Public Services Reform (Scotland) Act 2010: statement for 2022/23

Scottish Law Commission Return for Financial Year 2022/23

Under the Public Services Reform (Scotland) Act 2010 the Commission, along with other public bodies in Scotland, has a duty to publish annual public statements relating to our expenditure in the following areas: 

  • Public relations
  • Overseas travel
  • Hospitality and entertainment
  • External consultancy

There are further duties to publish certain information relating to the purchasing of goods, the remuneration of employees and the steps we have taken to improve efficiency, effectiveness and economy in our performance as well as the promotion of sustainable growth. 

Our statement covering the financial year 2022-2023 (1/4/2022–31/3/2023) is set out below: 

Public Services Reform (Scotland) Act 2010

Scottish Law Commission Expenditure for Financial Year 2021/22


Spend 2021/22

Public Relations


Overseas Travel


Hospitality and Entertainment


External Consultancy


Payments with a value in excess of £25,000

See external consultancy entry; otherwise nil

Remunerations received in excess of £150,000


¹This related to a trip in March 2023 by the Chair and Chief Executive to two conferences in Goa, India, one organised by the Commonwealth Association of Law Reform Agencies and the other by the Commonwealth Law Association.  Of the total, £3,004:28 related to conference/ membership fees and visas; £2,429:99 to hotel and subsistence costs; and £2,264:06 to flights.

² This is made up of £138:93 for hospitality at the launch of the consultation of our 11th Programme of Law Reform on 5 May 2022, and the balance was for hospitality for a visit to Edinburgh by Commissioners and senior staff of the Law Commission of England and Wales on 22 and 23 June 2022.

³ Of the total, £42,000 was paid for a public opinion survey in relation to our project on the mental element in homicide; and £221:64 was for travel and accommodation costs for a trainer (based in London at the Law Commission of England and Wales) who gave training to Scottish Law Commissioners on media communications matters.

Promotion of sustainable growth through the exercise of our functions

The Scottish Law Commission has a statutory function: to recommend to Ministers ways of simplifying, updating and improving the law of Scotland.  Most of our work is carried out in accordance with our Programme of Law Reform.  The Programme is prepared following extensive consultation, including discussions with Government.  The Programme is submitted to Scottish Ministers for approval, and is laid before the Scottish Parliament. The Commission also from time to time receives references from Ministers to carry out law reform projects.  In exercising these functions the Commission seeks to contribute to the promotion of sustainable growth as follows -

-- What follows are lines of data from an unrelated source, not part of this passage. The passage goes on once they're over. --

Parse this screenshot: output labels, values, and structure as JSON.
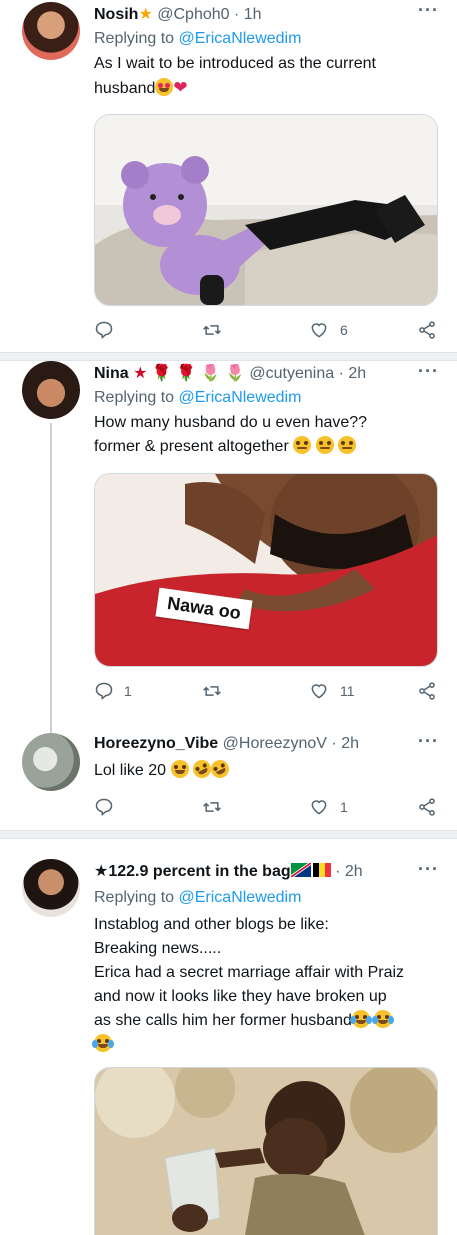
{
  "tweets": [
    {
      "name": "Nosih",
      "name_suffix": "★",
      "handle": "@Cphoh0",
      "time": "1h",
      "replying_prefix": "Replying to",
      "replying_to": "@EricaNlewedim",
      "text": "As I wait to be introduced as the current husband",
      "emojis": [
        "heart-eyes",
        "red-heart"
      ],
      "media_description_icon": "purple-teddy-bear-photo",
      "actions": {
        "replies": "",
        "retweets": "",
        "likes": "6"
      }
    },
    {
      "name": "Nina",
      "name_suffix": "★ 🌹 🌹 🌷 🌷",
      "handle": "@cutyenina",
      "time": "2h",
      "replying_prefix": "Replying to",
      "replying_to": "@EricaNlewedim",
      "text_lines": [
        "How many husband do u even have??",
        "former & present altogether"
      ],
      "emojis": [
        "eye-roll",
        "eye-roll",
        "eye-roll"
      ],
      "media_caption": "Nawa oo",
      "actions": {
        "replies": "1",
        "retweets": "",
        "likes": "11"
      }
    },
    {
      "name": "Horeezyno_Vibe",
      "handle": "@HoreezynoV",
      "time": "2h",
      "text": "Lol like 20",
      "emojis": [
        "grin",
        "rofl",
        "rofl"
      ],
      "actions": {
        "replies": "",
        "retweets": "",
        "likes": "1"
      }
    },
    {
      "name": "★122.9 percent in the bag",
      "name_suffix_flags": [
        "namibia-flag",
        "belgium-flag"
      ],
      "handle": "",
      "time": "2h",
      "replying_prefix": "Replying to",
      "replying_to": "@EricaNlewedim",
      "text_lines": [
        "Instablog and other blogs be like:",
        "Breaking news.....",
        "Erica had a secret marriage affair with Praiz",
        "and now it looks like they have broken up",
        "as she calls him her former husband"
      ],
      "emojis": [
        "joy",
        "joy",
        "joy"
      ],
      "media_description_icon": "boy-drinking-water-photo"
    }
  ],
  "ui": {
    "more_icon": "more-horizontal-icon",
    "dot": "·",
    "colors": {
      "link": "#1d9bf0",
      "muted": "#536471",
      "like": "#e0245e",
      "separator": "#eef1f3"
    }
  }
}
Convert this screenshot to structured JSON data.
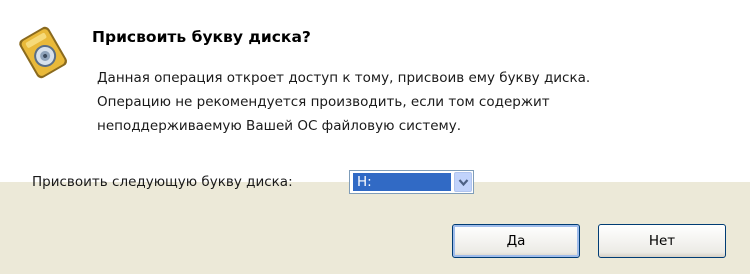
{
  "dialog": {
    "title": "Присвоить букву диска?",
    "description_lines": [
      "Данная операция откроет доступ к тому, присвоив ему букву диска.",
      "Операцию не рекомендуется производить, если том содержит",
      "неподдерживаемую Вашей ОС файловую систему."
    ],
    "icon": "drive-letter-icon"
  },
  "assign": {
    "label": "Присвоить следующую букву диска:",
    "selected_letter": "H:"
  },
  "buttons": {
    "yes_label": "Да",
    "no_label": "Нет"
  },
  "colors": {
    "dialog_bg": "#ECE9D8",
    "header_bg": "#FFFFFF",
    "selection": "#316AC5",
    "button_border": "#003C74"
  }
}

  • The Commission's business planning takes account of the Scottish Government's purpose: namely to focus on creating a more successful country, with opportunities for all of Scotland to flourish through increased well-being and sustainable and inclusive economic growth.
  • The law reform projects that the Commission undertakes are designed to contribute to the Scottish Government's National Outcomes, by recommending reforms that will help to provide an improved and modernised legal framework within which these National Outcomes can be pursued.  The Commission's current law reform projects contribute to National Outcomes: on Fair Work and Business, the Economy,  Communities, and Human Rights.

Recent and current law reform projects have the following general purposes:

  • Review of contract law, of the law on termination of commercial leases, and of the law on moveable transactions (security over corporeal and incorporeal moveable property; assignation of incorporeal moveable property): making Scotland a more attractive place to contract and to do business;
  • Homicide: updating long-standing common law rules to make them fit for modern society, making Scotland's communities more resilient and safe;
  • Cohabitation: modernising rules to bring them into line with contemporary family structures;
  • Heritable securities: reviewing the legal regime around mortgages, making Scotland a fairer place in which to work and invest.

Improving efficiency, effectiveness and economy in our performance  

In the course of this financial year, we have continued to review the operating costs of the Commission in order to improve efficiency and effectiveness, and make economies where possible.  Steps taken for this purpose include the following –  

  • A continuing agreement with the Scottish Government Legal Directorate on the provision of a shared library service to the Commission by the Scottish Legal Information Centre;
  • Undertaking meetings predominantly by video or by telephone, thereby greatly reducing our travel costs; 
  • Office costs: continued review of files, and destruction as appropriate: saving storage space; office cleaning costs reviewed and reduced; continued reduction in spend on postage and stationery, due to online publication only; recycling of stationery;
  • On staff training, continued reliance for compulsory professional development and for general staff development on free sources of training, for example seminars organised by the Scottish Government and the Government Legal Service for Scotland.